The Synchro-Range transmission was one of the secrets to the 3010/4010 success. The ability to shift between gears in the range, all while on the move, was a boon to farming. You had to stop to shift between the ranges, though experienced owners say they can shift while moving. The shifting was convenient too, with only one inline lever.


In the notorious clay of Northwest Ohio, Kunkle’s 3010 could pull this three-bottom pull-behind JD plow at the 2017 Alvordton Plowing Days.


The 3010 was one of the more comfortable tractors of the day, with a cushy seat, power steering and brakes and a nice control layout.

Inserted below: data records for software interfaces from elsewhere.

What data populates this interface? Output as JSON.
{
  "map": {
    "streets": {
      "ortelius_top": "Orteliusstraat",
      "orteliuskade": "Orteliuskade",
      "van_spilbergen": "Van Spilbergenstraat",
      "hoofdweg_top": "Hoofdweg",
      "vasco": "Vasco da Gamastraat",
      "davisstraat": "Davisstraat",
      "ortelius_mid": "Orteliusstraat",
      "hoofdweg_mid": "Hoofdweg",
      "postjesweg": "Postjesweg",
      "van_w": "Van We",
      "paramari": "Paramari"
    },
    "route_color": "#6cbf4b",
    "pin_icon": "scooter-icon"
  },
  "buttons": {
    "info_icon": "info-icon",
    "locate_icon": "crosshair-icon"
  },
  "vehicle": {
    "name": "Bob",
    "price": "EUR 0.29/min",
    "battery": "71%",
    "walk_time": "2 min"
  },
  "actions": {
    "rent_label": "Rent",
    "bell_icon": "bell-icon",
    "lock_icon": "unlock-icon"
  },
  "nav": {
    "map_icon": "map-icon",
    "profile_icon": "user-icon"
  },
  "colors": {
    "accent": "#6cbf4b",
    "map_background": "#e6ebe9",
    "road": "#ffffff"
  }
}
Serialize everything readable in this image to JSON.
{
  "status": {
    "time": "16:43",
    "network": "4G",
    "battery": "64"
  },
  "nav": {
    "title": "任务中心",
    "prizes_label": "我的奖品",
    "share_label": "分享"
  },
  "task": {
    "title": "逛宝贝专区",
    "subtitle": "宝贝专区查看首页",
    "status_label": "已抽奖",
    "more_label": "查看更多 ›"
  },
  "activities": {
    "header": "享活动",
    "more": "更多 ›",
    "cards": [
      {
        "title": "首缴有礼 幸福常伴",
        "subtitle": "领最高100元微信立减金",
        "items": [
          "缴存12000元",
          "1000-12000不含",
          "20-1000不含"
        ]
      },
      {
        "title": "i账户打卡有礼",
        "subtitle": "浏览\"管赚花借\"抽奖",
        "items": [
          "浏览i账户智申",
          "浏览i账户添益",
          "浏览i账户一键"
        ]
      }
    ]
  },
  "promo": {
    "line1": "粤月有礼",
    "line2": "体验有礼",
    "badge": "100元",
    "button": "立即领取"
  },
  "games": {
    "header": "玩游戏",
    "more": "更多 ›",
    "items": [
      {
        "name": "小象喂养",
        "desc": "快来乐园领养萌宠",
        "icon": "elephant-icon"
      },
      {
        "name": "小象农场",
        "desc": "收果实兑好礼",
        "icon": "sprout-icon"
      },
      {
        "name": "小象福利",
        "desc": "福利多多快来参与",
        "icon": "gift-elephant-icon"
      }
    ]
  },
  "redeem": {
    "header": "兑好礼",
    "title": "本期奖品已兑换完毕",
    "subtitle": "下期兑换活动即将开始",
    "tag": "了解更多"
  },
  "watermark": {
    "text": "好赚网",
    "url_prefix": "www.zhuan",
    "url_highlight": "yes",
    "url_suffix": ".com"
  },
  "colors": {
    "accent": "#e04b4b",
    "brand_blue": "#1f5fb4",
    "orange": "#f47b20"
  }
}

1962 John Deere 3010 Rowcrop

Engine: 4-cylinder diesel
Displacement: 254 ci
Bore & Stroke: 4.125 x 4.75
*Rated PTO Power: 59.44 hp @ 2,200 rpm
*Rated Drawbar Power: 52.77 hp @ 2,209 rpm
Compression Ratio: 16.4:1
Transmission: 8-speed, Synchro-Range
Tires: Front— 6.50-16
Rear— 13.9-36
*Fuel Consumption: 4.09 gph @ full power
*Drawbar Pull: 6,323 lbs @ max ballast
Weight: 6,542 lbs
Fuel Capacity: 29 gal
*Top Speed: 14.5 mph
*As rated by Nebraska Tractor Test 762


Alvordton Plow Days